Ethiopia has warned Eritrea not to go to war over their disputed boundary, a situation Eritrea says is hypothetical.

Ethiopian Ministry of Information spokesman Zemedkun Tekle told VOA, neighboring Eritrea should talk - not fight - with Ethiopia to try to end the two countries' long-running border dispute.

"If what they are saying is, 'We [Eritrea] are going to take military action,' that is not a good option - that is not an option which brings lasting peace," he said. "Let us negotiate, let us try to solve the issue of the border conflict."

Meanwhile, Eritrean presidential spokesman Yemane Gebremeskel told VOA he would not comment directly on whether or not his country would go to war over the disputed boundary, saying that the question was, in his words, hypothetical.

But, he said, the border dispute has reached a critical point that must be resolved immediately.

"Ethiopia is occupying sovereign Eritrean territory," he said. "If one country is forcibly occupying sovereign territory of its neighbor, the situation cannot be peaceful."

The two countries had waged a bitter war over their border from 1998 to 2000, during which about 70,000 people were killed.

Under a peace agreement signed in 2000, the independent Eritrea-Ethiopia Boundary Commission was created to mark the 1,000-kilometer border, while more than 4,000 U.N. peacekeepers were dispatched to ensure stability in the border region.

The commission subsequently ruled that an area called Badme be awarded to Eritrea, a decision Ethiopia rejected last year, effectively stopping the demarcation process.

Ethiopian Prime Minister Meles Zenawi recently announced that his country would recognize the boundary commission's ruling as part of a five-point peace plan that also calls for dialogue and improved diplomatic relations.

In a December 4 statement, Eritrea rejected Ethiopia's peace plan, saying that the demarcation of the border should not be linked to dialogue and normalization of relations. The statement sparked Prime Minister Meles to tell the press Monday that he urges his neighbor not to go to war.

Eritrean spokesman Mr. Yemane explains why his country thinks demarcation should not be linked to peace talks.
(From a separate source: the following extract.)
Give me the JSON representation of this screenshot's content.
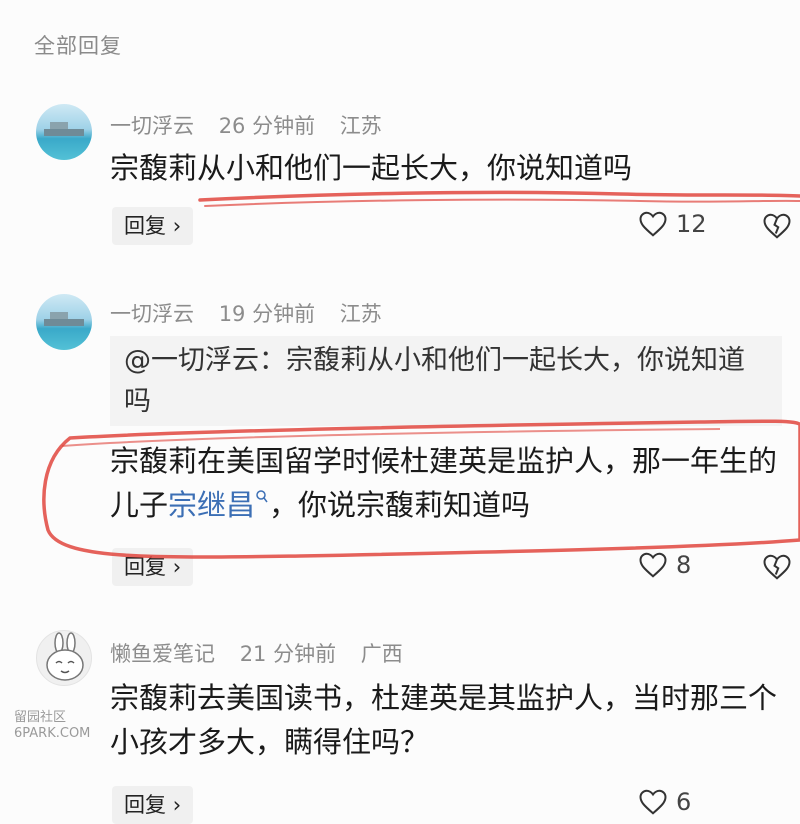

"What does Ethiopia mean by talking," he asked. "How can you renegotiate, re-discuss a court decision that both agreed is final and binding that was reached on the basis of accepted international law? Ethiopia is talking about dialogue because they do not want to implement that decision because they do not want to respect the agreement they have signed."

Meanwhile, Ethiopian spokesman Mr. Zemedkun says the border issue is part of a larger conflict between the two countries and therefore needs to be addressed using, what he calls, a holistic approach within the framework of the peace plan.